The risk of developing a blood clot from catching coronavirus is eight times higher than after being given the Astrazeneca vaccine, according to a new study by the University of Oxford.
Scientists found that cerebral venous thrombosis (CVT) occurred in 39 per million coronavirus patients, compared with around 5 per million people given the Astrazeneca jab.
In the study of more than 500,000 patients in the US, the risk of developing a blood clot was reported to be around 100 times higher after contracting coronavirus than normal.
Researchers said the figures should help regulators and the public to better understand the “risk-benefit question” associated with Covid vaccines.
John Geddes, the University of Oxford, said that while blood clots did indeed appear to be an extremely rare side effect of coronavirus vaccines, it was just one of many negative side effects caused by Covid-19 infection.
“A lot of the attention has been taken away and put on the vaccine.
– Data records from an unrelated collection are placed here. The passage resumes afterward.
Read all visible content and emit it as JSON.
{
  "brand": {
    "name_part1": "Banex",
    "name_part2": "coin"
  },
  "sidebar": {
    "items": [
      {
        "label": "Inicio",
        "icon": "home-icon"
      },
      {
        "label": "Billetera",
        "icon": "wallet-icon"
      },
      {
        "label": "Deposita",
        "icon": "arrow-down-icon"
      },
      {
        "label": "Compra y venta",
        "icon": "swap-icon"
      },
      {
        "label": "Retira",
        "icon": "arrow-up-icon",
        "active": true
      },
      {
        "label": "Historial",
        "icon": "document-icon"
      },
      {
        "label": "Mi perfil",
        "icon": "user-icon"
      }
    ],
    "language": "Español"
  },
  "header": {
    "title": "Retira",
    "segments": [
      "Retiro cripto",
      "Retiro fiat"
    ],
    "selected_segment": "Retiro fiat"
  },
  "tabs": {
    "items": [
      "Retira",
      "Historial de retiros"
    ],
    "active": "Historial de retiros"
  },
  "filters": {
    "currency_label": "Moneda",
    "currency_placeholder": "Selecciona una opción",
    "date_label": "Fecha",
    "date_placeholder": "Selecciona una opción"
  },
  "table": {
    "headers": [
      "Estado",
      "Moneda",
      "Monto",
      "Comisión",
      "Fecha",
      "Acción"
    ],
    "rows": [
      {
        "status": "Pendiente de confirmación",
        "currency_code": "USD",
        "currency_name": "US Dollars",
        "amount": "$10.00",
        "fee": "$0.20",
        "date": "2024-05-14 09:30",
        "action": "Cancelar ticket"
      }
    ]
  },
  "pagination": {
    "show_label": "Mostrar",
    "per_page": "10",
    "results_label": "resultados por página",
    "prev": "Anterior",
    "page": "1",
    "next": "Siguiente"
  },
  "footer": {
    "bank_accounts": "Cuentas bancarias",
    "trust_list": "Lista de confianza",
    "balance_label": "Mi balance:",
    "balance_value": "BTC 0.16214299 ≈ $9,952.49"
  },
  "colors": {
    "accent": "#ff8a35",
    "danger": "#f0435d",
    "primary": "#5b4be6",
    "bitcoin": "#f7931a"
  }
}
The importance of this finding is it brings it back to the fact this is a really horrible illness that has a whole variety of effects… and I think that for us is the main finding,” he said.
Professor Sir John Bell, the university’s regius professor of medicine, added that “the best way, if you want to have a bad clotting problem, is to get Covid”.
“And if you don’t get a vaccine you’re going to get Covid, and if you get Covid you’ll have a very, very much higher risk of getting a bad clotting problem,” he told Sky News.
“So, the clotting problems of the vaccine are pretty trivial compared to the real risks of getting clotting problems if you get Covid.”
Denmark yesterday became the first country in the world to ban the use of the Astrazeneca jab altogether amid concerns over blood clot risks.
Meanwhile, US regulators earlier this week said they would suspend use of the Johnson & Johnson vaccine while they investigate similar cases of clotting.
Professor Bell suggested that other coronavirus vaccines could also have “some background level of clotting issues”.
“We don’t have clear enough data on what the risks of these strange clots actually are with the different vaccines, and that data is coming together at the moment,” he said. “I suspect there will be risks associated with the other vaccines that use the spike antigen as the target.”